Argon Geochronology Laboratory
We are world leaders in the determination of geological ages using the argon-argon (40Ar-39Ar) and uranium-thorium/helium (U-Th/He) dating method. Our Argon Geochronology Laboratory is equipped with two mass spectrometers and other suitable equipment for that purpose.
The laboratory supports research projects in the fields of:
- regolith development
- paleoclimate reconstruction
- geochemical models for mineral exploration
- effects of weathering in the formation and supergene enrichment of ore deposits
- environmental management.
The facility consists of four main spaces in the Richards Building (Building 5):
- the sample encapsulation room
- the radioactive sample manipulation/loading and storage room
- the Mass Analyser Products 215-50 noble gas mass-spectrometer room
- the Thermo Fisher Helix SFT mass-spectrometer room.
For more details about specific facilities and instruments, see the table below.
Honours students, PhD students and post-doctoral researchers can use the Argon Geochronology Laboratory.
We can also perform analyses for external clients.
To discuss your analytical requirements and sample preparation, email the Laboratory Manager.
By combining the resources at our Argon Geochronology Laboratory with those housed in the Faculty of Science Workshops, we also make and sell custom parts for Mass Analyser Products 215-50 noble gas mass-spectrometers that are no longer available from the manufacturer (such as source and MAP emission regulators).
We also make irradiation disks and sample holders for CO2 and diode lasers.
For further information, email the Laboratory Manager.
Facilities and instruments
Sample encapsulation room
- For the careful transfer of powdered samples and fine-grained material (clay minerals) to a glass capillary capsule under vacuum. This allows for better irradiation of the sample prior to dating.
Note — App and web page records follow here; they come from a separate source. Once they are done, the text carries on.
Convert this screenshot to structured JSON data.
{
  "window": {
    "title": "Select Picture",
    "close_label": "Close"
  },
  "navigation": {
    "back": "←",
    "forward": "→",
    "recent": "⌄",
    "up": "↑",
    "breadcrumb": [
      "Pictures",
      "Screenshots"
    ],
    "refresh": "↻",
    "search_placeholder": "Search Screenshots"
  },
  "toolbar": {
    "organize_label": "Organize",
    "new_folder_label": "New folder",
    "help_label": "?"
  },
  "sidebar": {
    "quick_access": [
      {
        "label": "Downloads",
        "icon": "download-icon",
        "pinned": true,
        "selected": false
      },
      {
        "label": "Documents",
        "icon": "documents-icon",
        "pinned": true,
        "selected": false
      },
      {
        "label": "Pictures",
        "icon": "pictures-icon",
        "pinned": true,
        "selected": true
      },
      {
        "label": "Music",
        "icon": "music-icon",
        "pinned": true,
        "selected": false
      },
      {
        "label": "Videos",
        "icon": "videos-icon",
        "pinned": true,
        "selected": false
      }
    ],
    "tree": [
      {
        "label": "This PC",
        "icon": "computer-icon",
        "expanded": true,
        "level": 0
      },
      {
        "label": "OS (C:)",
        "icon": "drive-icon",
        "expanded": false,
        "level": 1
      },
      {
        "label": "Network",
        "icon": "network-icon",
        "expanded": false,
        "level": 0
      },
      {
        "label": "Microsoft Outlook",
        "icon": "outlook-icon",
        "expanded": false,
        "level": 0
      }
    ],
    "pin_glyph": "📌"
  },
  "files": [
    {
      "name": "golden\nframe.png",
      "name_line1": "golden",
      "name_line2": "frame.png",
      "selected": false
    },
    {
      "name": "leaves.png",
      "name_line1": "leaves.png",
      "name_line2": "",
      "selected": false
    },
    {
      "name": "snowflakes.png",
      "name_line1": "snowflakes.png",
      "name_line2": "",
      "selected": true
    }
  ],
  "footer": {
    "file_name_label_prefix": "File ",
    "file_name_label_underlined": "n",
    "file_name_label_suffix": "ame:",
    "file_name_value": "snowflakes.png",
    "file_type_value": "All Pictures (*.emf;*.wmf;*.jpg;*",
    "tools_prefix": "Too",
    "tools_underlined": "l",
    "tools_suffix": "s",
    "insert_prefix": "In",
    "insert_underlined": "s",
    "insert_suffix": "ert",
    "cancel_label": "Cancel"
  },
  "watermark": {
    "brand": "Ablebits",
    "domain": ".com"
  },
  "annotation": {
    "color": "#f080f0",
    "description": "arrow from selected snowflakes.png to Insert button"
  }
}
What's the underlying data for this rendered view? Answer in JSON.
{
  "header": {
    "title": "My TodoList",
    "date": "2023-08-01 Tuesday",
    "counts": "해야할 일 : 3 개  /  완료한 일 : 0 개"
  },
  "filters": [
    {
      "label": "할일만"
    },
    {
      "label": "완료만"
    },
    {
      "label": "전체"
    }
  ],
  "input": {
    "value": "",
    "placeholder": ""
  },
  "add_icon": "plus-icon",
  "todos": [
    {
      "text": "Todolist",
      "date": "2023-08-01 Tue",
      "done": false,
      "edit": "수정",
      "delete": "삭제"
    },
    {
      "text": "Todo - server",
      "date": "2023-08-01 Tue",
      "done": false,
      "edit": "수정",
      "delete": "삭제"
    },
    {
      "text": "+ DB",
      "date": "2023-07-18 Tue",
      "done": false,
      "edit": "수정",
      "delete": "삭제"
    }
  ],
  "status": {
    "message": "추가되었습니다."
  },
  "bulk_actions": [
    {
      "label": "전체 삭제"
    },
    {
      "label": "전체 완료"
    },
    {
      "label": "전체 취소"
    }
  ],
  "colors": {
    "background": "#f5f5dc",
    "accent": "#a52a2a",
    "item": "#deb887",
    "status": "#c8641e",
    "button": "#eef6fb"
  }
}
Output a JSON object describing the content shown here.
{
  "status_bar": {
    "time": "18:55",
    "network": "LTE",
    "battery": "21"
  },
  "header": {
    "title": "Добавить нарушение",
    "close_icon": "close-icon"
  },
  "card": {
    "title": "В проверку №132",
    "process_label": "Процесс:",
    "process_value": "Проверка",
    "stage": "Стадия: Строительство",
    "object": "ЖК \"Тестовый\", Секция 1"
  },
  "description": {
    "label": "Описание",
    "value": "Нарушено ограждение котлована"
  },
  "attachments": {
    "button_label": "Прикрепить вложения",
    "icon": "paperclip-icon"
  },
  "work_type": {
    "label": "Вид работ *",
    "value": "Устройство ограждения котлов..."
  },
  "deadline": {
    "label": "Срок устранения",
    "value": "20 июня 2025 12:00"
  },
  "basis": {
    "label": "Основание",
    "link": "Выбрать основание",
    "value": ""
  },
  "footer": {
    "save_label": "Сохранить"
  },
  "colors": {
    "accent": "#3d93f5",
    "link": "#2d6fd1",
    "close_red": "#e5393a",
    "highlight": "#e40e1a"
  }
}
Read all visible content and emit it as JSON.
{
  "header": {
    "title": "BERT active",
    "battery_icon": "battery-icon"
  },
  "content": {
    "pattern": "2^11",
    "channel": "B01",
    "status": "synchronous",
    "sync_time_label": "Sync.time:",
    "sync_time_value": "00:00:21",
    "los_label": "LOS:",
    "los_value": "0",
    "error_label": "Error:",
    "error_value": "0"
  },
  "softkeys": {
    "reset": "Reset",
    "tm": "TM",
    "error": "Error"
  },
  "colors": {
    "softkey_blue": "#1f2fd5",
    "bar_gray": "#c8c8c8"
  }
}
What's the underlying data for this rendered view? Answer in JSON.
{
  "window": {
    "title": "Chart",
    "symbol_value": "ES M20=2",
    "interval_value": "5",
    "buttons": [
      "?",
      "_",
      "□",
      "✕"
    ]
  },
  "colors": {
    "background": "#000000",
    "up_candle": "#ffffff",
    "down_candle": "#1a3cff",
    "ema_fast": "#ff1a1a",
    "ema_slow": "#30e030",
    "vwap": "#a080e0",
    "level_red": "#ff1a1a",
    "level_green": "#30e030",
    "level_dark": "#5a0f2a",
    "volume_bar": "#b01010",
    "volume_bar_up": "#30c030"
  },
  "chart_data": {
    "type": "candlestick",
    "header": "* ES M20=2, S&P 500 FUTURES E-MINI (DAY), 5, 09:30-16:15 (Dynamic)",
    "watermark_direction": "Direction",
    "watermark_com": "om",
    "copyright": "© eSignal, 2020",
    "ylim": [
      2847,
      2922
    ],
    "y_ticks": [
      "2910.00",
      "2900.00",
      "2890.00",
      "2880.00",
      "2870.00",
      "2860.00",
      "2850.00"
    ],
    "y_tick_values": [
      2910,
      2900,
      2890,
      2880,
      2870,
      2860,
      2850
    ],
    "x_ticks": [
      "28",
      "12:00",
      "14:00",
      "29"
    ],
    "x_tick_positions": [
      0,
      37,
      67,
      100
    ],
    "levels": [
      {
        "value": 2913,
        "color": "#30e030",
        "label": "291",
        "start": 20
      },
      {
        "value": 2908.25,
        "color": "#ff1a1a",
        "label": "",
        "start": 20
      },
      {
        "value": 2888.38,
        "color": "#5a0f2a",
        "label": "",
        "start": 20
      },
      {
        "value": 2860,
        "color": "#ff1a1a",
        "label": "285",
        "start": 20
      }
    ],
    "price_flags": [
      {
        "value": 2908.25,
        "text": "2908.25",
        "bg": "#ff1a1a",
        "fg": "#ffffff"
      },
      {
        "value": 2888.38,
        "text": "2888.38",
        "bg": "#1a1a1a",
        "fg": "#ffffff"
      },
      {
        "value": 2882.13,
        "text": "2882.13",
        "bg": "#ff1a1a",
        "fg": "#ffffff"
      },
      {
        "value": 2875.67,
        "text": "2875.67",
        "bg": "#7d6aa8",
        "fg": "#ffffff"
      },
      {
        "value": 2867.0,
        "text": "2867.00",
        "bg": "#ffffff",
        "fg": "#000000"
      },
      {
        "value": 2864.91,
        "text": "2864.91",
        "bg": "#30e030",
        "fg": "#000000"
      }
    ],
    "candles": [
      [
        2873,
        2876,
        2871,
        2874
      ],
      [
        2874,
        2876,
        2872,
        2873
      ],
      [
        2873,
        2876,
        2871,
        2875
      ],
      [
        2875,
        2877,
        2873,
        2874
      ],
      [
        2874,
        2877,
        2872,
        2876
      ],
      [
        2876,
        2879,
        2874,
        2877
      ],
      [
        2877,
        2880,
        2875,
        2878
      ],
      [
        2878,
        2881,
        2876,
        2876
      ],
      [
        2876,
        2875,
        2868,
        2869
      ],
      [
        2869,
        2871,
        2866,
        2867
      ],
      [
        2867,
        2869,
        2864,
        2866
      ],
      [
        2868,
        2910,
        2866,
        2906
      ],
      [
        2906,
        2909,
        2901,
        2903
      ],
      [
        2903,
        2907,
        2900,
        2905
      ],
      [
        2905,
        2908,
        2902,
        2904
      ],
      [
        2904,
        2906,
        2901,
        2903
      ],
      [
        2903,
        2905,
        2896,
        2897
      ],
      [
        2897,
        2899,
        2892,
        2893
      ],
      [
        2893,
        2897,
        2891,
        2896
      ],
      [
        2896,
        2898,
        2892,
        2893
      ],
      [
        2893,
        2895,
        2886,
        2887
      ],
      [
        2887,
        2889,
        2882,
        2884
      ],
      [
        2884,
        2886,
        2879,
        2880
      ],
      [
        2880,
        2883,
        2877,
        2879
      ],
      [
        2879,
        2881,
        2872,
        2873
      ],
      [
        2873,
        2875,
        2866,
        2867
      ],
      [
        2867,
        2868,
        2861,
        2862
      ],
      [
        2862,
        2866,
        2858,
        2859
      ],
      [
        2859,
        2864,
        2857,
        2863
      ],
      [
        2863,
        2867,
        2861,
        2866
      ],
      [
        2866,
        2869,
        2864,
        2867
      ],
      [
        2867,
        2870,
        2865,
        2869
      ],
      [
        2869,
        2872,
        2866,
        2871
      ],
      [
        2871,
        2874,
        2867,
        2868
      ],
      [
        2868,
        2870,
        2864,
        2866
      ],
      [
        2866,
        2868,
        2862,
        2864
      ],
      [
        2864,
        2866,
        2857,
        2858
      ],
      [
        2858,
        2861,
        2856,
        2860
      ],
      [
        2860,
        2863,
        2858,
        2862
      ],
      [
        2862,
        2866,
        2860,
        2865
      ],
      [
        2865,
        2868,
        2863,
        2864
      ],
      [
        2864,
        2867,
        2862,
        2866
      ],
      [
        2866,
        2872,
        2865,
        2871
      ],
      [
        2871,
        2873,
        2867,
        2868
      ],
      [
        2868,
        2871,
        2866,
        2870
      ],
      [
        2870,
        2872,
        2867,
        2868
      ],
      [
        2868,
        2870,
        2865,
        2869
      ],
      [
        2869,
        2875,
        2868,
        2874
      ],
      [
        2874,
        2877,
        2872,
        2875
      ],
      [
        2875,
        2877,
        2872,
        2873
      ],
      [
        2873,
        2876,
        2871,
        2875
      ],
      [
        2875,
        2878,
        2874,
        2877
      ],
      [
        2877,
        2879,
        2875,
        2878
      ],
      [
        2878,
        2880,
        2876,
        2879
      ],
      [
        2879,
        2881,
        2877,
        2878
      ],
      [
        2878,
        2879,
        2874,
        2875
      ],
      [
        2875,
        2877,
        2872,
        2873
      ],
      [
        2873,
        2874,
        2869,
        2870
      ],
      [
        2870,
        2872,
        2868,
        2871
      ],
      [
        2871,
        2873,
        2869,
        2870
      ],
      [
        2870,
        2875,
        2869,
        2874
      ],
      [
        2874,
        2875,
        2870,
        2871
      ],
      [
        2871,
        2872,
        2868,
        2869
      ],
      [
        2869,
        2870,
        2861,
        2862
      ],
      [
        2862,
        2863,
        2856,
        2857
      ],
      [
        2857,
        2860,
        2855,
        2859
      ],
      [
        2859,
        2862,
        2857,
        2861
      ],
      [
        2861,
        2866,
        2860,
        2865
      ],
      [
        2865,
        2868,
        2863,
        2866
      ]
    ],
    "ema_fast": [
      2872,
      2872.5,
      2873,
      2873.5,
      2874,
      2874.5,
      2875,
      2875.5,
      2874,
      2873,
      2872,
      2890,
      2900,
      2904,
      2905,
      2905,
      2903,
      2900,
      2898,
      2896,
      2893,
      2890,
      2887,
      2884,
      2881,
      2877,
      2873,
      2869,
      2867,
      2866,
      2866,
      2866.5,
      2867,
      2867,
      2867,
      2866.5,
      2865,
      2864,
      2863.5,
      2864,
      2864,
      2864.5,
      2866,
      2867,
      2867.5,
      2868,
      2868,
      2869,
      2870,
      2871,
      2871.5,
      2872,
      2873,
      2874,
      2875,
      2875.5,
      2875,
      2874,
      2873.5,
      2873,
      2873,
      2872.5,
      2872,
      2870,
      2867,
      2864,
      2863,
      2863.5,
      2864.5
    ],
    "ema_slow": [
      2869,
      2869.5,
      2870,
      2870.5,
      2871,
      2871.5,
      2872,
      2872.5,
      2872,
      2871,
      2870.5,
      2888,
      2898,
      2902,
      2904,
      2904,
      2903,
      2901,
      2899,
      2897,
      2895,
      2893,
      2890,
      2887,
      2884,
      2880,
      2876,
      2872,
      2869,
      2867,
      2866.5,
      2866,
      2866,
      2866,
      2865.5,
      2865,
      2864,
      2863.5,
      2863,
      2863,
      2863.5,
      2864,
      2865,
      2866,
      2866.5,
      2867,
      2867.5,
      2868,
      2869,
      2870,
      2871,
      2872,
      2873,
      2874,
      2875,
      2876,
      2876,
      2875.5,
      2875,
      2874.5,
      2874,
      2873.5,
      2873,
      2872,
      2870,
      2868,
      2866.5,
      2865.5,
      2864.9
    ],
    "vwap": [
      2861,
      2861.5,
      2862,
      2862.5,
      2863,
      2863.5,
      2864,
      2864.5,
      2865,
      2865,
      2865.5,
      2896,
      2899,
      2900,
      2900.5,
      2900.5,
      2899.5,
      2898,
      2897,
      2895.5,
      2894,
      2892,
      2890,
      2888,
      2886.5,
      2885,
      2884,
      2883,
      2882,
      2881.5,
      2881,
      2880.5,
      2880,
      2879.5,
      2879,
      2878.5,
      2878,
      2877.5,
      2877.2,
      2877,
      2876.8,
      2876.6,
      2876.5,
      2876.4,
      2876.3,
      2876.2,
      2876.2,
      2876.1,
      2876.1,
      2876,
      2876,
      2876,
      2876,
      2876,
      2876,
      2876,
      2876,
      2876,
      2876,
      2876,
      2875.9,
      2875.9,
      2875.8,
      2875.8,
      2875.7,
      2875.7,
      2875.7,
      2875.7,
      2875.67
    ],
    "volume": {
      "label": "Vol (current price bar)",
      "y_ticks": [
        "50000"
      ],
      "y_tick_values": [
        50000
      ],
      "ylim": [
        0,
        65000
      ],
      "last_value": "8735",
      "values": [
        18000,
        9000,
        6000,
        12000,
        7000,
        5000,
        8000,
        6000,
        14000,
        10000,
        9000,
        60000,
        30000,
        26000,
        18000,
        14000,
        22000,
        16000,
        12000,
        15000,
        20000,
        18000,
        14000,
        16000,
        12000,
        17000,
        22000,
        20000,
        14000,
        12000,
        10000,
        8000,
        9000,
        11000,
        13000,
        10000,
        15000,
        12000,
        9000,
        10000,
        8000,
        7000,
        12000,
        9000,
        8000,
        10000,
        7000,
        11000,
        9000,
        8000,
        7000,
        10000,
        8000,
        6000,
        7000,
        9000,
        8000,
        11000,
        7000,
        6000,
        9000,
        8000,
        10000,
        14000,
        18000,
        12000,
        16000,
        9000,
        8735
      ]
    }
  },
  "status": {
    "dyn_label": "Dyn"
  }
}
The radioactive sample manipulation and storage room
- For storage of irradiated samples that have returned from the Oregon State TRIGA Reactor in the US. You can then load irradiated grains individually on to a sample disk behind a lead-liner before transferring them to the sample chamber for analysis.
- Several geometries for the sample disks are available, depending on the size and number of samples you want to analyse: the most commonly used disks are 145-pit and 221-pit copper disks.
Mass Analyser Products 215-50 noble gas mass-spectrometer (MS) and ultra-high vacuum extraction line
- The mass spectrometer is an extended geometry 90° sector ESA equipped with a Nier-type source and a dual collector system (a Faraday detector and a Balzers™, 217 electron multiplier).
- The signal from the electron multiplier is further amplified through a Keithley™, 6512 Electrometer, which increases the dynamic range of signals analysed.
- The system is fully automated.
- The ultra-high vacuum extraction line is equipped with two independent heating sources, a Coherent 10W continuous Ar-ion laser and a custom-built, Berkeley-type, resistance furnace.
- The laser extraction line is further equipped with Newport™, stepper- motors and an MM3000 motion controller, which allows for the pre-programming of step-heating analyses of up to 221 samples. A Sony™, CCD camera continuously monitors the sample chamber.
- Laser-heating experiments are ideally suited to the analyses of very small or very young samples. The high spatial resolution of this heating technique results in intrinsically low blanks. Laser-heating is also very fast and is ideal for geochronological applications where heating temperatures do not need to be known.
- If precise temperature measurements are necessary, you can heat the sample in a double-vacuum 600A-5V resistance furnace that is equipped with a molybdenum crucible, a niobium heating element, and a custom-designed automated loading device capable of handling up to 20 samples.
- The laser, resistance furnace and extraction line gas flow is fully automated through Mass Spec, a Macintosh-based software developed by Al Deino, from the Berkeley Geochronology Center in Berkeley, California.
Thermo Fisher HELIX SFT split flight tube noble gas mass-spectrometer (MS)
- Our newest instrument is ideally suited for the analysis of both He and Ar isotopes.
- It is located in a refurbished room that was purpose built to ensure a clean and continuous supply of electricity, air and water.
- The HELIX SFT system is an extended geometry 35cm radius 120° magnetic sector analyzer with a flange mounted 'Nier' type ion source and a dual collector system that consists of a Balzers SEV217 ion counting multiplier detector (for the low mass range) and voltage suppressed deep Faraday bucket (for the high mass range). For extreme abundance analysis, a 50mm electrostatic analyser further amplifies the signal from the ion counter.
- You can achieve ultra-high vacuum pumping by using a rotary pump, an ion pump designed specifically for pumping the noble gases, a turbo molecular pump backed by a two-stage diaphragm pump and getter pump.
- The system also has a CO2 and diode laser. The CO2 laser emits in the 10,550-10,650nm wavelength and allows for fusion of a wide range of materials. The diode laser emits in the 970nm wavelength with an integrated optical pyrometer for temperature-controlled experiments. Together with a Heine resistance furnace, this set-up allows you to carry out incremental heating (or step-heating) analysis of single or multiple grains from samples with a thermally complex history.